AFRICA—SOUTH AND WEST
PROFESSOR CORY'S latest volume pictures (" pictures " is eminently the word for his graphic and vivid narrative) the
history of South Africa between 1838 and 1846. It is a period with which he is specially qualified to deal, for he has long been a resident in Grahamstown, and Grahamstown was through these years largely the controlling centre from which radiated the various activities and movements that affected the development of the eastern half of South Africa, and even of the great territories to the north which the Boer pioneers were beginning to make their own. Quite briefly, the volume covers the continuance and the aftermath of the great Boer Trek which led to the beginnings of the Orange Free State, and to the establishment of the short-lived and adventurous

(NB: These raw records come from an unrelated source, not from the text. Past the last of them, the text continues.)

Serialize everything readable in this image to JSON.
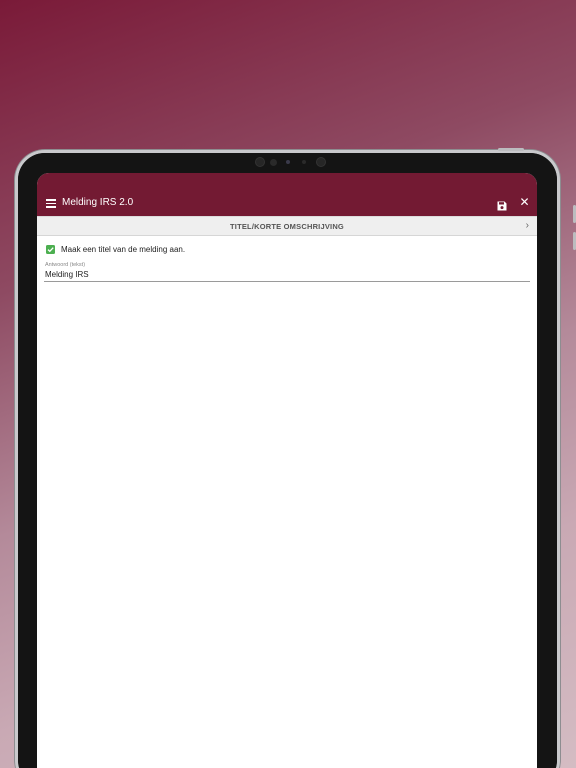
{
  "app": {
    "title": "Melding IRS 2.0",
    "accent_color": "#731a33",
    "icons": {
      "menu": "hamburger-menu-icon",
      "save": "save-icon",
      "close": "close-icon"
    }
  },
  "section": {
    "title": "TITEL/KORTE OMSCHRIJVING",
    "nav_icon": "chevron-right-icon"
  },
  "form": {
    "checkbox_label": "Maak een titel van de melding aan.",
    "checkbox_checked": true,
    "checkbox_color": "#4caf50",
    "field_label": "Antwoord (tekst)",
    "field_value": "Melding IRS"
  }
}
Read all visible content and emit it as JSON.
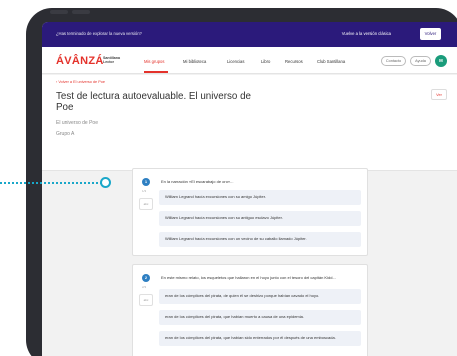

Boer republic in Natal, and comes down to the Kaffir " War of the Axe," in 1846, one of the most terrible scourges which
the Colony ever had to endure. All of the story is instinct with
colour, so different from the dry-as-dust though correct his- tories of Dr. Theal. No one will read again without a thrill
the stirring tale of the massacre of Retief and his brave little band of sixty-six at Dingaan's Kraal, and of the subsequent bloody rush of the Zulus in the black dark of a February morning upon the farmers and their families who lay unsus- pecting in their wagons along the Bushman's River at Weenen, " the place of Weeping." Sir George's narrative makes it all live again.
Some dyed-in-the-wool partisans may call this a pro-Boer history. It is, and it is time that such a history was written, for-the Boers, an unlearned folk to whose hands the gun came more naturally than the pen, were never able to get their true
story before the English world. Nor must it ever be forgotten that the grievances of the Boers were the grievances of the British settlers also. Both suffered from the misrepresentations of the missionaries in whose eyes the black man generally seemed right and the white generally wrong ; the cry of the Dutch was also the cry of the British, for the marauding Kaffirs on the border drove off British and Dutch stock, burned British and Dutch homesteads, cut British and Dutch throats, with the same indiscriminating and gleeful impartiality ; and both suffered too from the ignorant interference, vacillation, and parsimony of Downing Street 6,000 miles away. Indeed, the history of South Africa in the first half of last century is no credit to us : it almost invariably, as one of our own governors put it, pursued a course that was " shocking to our natural sense of justice and unsupported by any considerations of sound policy." The operation and results of this policy are now described by an Englishman, and it is a story that no one who seeks to understand present conditions in South Africa can afford to neglect.
In a subsequent edition the author may perhaps set right such slips as achte-ryders (p. 70), Umsimyati (75), Lourenco Marques (passim, but correctly spelt in the index), and note that the present town of Buluwayo does not stand on the site of Lobengula's old kraal.
It is not to be taken as any disparagement of Mr. Talbot's monumental work on the peoples of Southern Nigeria that it is dismissed here in a few brief lines. But the matter stands simply thus : here are four big volumes which deal with a country as large as Great Britain and of very intricate geo- graphy, one of vast potential resources vegetable and mineral, thickly populated by numerous and sharply differentiated tribes of differing civilizations, languages and religions, and described specially in its ethnological aspect by one of its leading officials. To review such a book adequately—in a way that would satisfy the ethnologist, the historian and the administrator—is plainly impossible here ; not one review could do it justice, but many specialized articles which would display the varied nature of the huge mass of information it contains. Without any doubt it is a mine of wealth to the inquiring ethnologist. It seems a pity that the author was not able to carry out his original scheme and add a fifth volume, which he tells us he had prepared, on the physical features, climate and fauna. Then we should have possessed a com- prehensive conspectus of the whole of this great and interesting domain.